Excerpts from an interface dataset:
──────

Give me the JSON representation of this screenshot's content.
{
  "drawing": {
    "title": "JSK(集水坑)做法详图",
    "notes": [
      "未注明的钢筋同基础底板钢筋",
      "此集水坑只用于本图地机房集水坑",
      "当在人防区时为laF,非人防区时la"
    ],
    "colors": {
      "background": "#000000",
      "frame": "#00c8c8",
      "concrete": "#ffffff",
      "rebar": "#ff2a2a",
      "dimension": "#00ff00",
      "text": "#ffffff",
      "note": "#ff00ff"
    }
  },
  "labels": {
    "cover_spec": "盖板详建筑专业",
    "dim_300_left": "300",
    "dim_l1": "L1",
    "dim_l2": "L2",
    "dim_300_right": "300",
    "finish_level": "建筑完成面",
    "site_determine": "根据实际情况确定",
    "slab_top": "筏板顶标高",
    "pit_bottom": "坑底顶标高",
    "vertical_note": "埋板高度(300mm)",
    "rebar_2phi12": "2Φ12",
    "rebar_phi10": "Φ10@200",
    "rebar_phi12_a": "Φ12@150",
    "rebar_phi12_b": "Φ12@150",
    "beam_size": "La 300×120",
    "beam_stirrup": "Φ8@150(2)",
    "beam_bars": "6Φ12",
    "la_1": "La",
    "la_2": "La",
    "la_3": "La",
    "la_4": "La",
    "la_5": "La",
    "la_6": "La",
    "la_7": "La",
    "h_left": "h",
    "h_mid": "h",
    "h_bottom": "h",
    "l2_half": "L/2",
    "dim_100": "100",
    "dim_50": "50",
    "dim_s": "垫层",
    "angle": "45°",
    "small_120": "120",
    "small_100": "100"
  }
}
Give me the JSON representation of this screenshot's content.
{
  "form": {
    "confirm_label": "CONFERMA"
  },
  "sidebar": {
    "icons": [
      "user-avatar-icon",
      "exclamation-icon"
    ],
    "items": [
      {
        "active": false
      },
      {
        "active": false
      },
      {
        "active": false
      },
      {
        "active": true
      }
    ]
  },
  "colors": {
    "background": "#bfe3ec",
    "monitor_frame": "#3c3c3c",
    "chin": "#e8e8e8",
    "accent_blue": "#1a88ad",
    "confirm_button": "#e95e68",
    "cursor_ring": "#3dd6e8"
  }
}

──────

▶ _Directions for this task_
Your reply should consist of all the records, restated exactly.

▶ _Task output_
Give me the JSON representation of this screenshot's content.
{
  "drawing": {
    "title": "JSK(集水坑)做法详图",
    "notes": [
      "未注明的钢筋同基础底板钢筋",
      "此集水坑只用于本图地机房集水坑",
      "当在人防区时为laF,非人防区时la"
    ],
    "colors": {
      "background": "#000000",
      "frame": "#00c8c8",
      "concrete": "#ffffff",
      "rebar": "#ff2a2a",
      "dimension": "#00ff00",
      "text": "#ffffff",
      "note": "#ff00ff"
    }
  },
  "labels": {
    "cover_spec": "盖板详建筑专业",
    "dim_300_left": "300",
    "dim_l1": "L1",
    "dim_l2": "L2",
    "dim_300_right": "300",
    "finish_level": "建筑完成面",
    "site_determine": "根据实际情况确定",
    "slab_top": "筏板顶标高",
    "pit_bottom": "坑底顶标高",
    "vertical_note": "埋板高度(300mm)",
    "rebar_2phi12": "2Φ12",
    "rebar_phi10": "Φ10@200",
    "rebar_phi12_a": "Φ12@150",
    "rebar_phi12_b": "Φ12@150",
    "beam_size": "La 300×120",
    "beam_stirrup": "Φ8@150(2)",
    "beam_bars": "6Φ12",
    "la_1": "La",
    "la_2": "La",
    "la_3": "La",
    "la_4": "La",
    "la_5": "La",
    "la_6": "La",
    "la_7": "La",
    "h_left": "h",
    "h_mid": "h",
    "h_bottom": "h",
    "l2_half": "L/2",
    "dim_100": "100",
    "dim_50": "50",
    "dim_s": "垫层",
    "angle": "45°",
    "small_120": "120",
    "small_100": "100"
  }
}
Give me the JSON representation of this screenshot's content.
{
  "form": {
    "confirm_label": "CONFERMA"
  },
  "sidebar": {
    "icons": [
      "user-avatar-icon",
      "exclamation-icon"
    ],
    "items": [
      {
        "active": false
      },
      {
        "active": false
      },
      {
        "active": false
      },
      {
        "active": true
      }
    ]
  },
  "colors": {
    "background": "#bfe3ec",
    "monitor_frame": "#3c3c3c",
    "chin": "#e8e8e8",
    "accent_blue": "#1a88ad",
    "confirm_button": "#e95e68",
    "cursor_ring": "#3dd6e8"
  }
}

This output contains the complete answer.